- WHAT IS REQUIRED -
Count the lines in the entries below that mention the string "JSON", then write that number by itself.

- GIVEN RECORDS -
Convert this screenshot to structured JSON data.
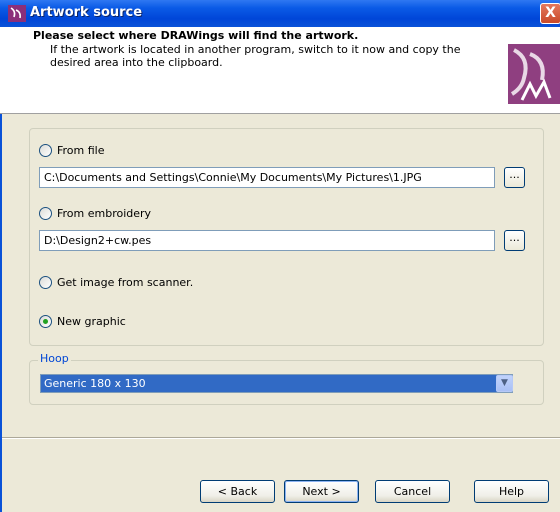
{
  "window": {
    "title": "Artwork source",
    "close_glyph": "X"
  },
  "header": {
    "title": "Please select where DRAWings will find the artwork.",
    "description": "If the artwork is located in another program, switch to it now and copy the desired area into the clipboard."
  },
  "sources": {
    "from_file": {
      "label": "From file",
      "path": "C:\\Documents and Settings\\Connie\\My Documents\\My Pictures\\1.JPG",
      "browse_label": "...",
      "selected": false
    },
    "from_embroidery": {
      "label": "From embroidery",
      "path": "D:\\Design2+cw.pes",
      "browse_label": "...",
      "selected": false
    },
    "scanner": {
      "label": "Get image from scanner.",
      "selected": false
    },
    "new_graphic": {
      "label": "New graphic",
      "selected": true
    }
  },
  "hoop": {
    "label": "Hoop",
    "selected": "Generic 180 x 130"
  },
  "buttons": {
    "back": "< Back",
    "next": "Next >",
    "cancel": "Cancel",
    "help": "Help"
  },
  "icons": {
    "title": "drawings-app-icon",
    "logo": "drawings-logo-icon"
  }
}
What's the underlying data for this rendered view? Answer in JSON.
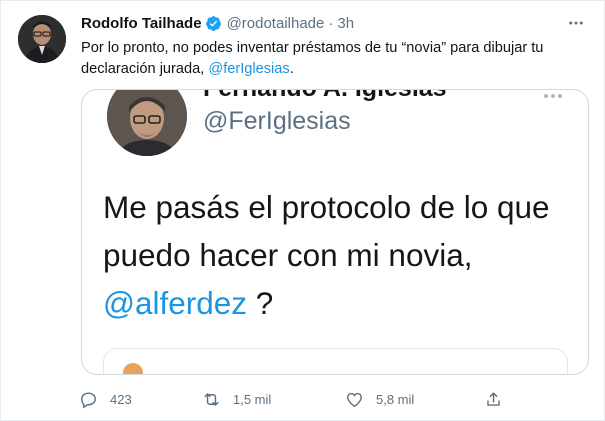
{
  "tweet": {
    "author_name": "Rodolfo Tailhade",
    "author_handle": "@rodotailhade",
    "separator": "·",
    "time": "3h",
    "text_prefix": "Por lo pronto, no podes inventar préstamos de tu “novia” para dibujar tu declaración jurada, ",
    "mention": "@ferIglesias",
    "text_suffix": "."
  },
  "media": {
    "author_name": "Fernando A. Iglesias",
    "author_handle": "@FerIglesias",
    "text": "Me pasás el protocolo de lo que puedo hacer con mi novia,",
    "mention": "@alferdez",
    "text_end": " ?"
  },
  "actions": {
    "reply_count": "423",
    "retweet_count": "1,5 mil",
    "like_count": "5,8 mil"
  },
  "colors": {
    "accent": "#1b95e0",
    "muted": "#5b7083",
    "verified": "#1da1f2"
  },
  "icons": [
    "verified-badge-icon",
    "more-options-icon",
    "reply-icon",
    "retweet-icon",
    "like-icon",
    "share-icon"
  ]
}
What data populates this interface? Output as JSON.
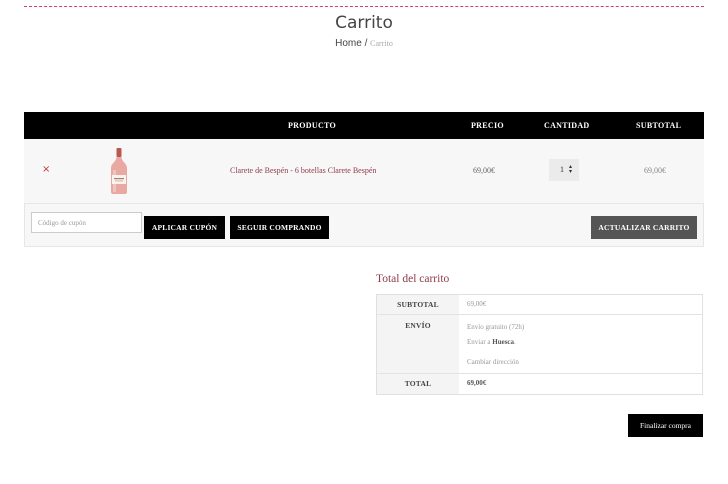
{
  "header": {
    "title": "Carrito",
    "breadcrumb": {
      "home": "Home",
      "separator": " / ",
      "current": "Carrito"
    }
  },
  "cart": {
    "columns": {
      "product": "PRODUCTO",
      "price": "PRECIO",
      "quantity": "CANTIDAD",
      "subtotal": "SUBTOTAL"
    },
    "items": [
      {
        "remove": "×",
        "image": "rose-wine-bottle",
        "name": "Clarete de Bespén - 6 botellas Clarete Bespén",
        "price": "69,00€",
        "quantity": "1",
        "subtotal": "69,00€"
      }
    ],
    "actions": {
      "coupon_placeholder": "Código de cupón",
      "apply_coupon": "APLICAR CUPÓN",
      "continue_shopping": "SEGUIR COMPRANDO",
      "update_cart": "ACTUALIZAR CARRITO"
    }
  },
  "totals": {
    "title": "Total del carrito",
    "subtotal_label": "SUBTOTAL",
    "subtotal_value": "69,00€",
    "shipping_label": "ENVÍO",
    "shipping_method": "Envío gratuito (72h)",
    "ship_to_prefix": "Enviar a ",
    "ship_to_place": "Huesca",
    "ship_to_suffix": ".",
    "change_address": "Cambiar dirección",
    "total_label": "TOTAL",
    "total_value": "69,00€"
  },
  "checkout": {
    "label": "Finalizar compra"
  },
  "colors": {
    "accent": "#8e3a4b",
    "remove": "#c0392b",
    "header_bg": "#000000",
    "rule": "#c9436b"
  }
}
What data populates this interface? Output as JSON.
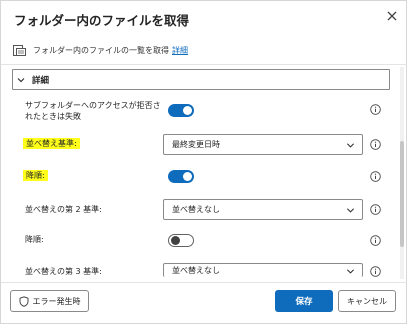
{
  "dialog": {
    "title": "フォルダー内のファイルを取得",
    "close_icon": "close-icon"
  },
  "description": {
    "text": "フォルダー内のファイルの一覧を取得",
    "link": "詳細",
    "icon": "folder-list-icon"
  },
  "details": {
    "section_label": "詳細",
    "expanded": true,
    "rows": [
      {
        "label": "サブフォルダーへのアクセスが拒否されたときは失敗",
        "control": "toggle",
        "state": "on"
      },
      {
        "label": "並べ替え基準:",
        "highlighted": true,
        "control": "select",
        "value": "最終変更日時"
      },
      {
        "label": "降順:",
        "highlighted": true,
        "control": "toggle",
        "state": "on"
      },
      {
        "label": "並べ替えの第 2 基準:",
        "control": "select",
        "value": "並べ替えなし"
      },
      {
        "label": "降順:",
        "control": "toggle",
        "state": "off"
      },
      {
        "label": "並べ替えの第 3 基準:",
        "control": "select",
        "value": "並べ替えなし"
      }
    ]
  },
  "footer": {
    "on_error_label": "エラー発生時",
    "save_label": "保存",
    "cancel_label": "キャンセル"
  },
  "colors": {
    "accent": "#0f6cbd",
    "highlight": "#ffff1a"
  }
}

- PROBLEM SOLUTION -
4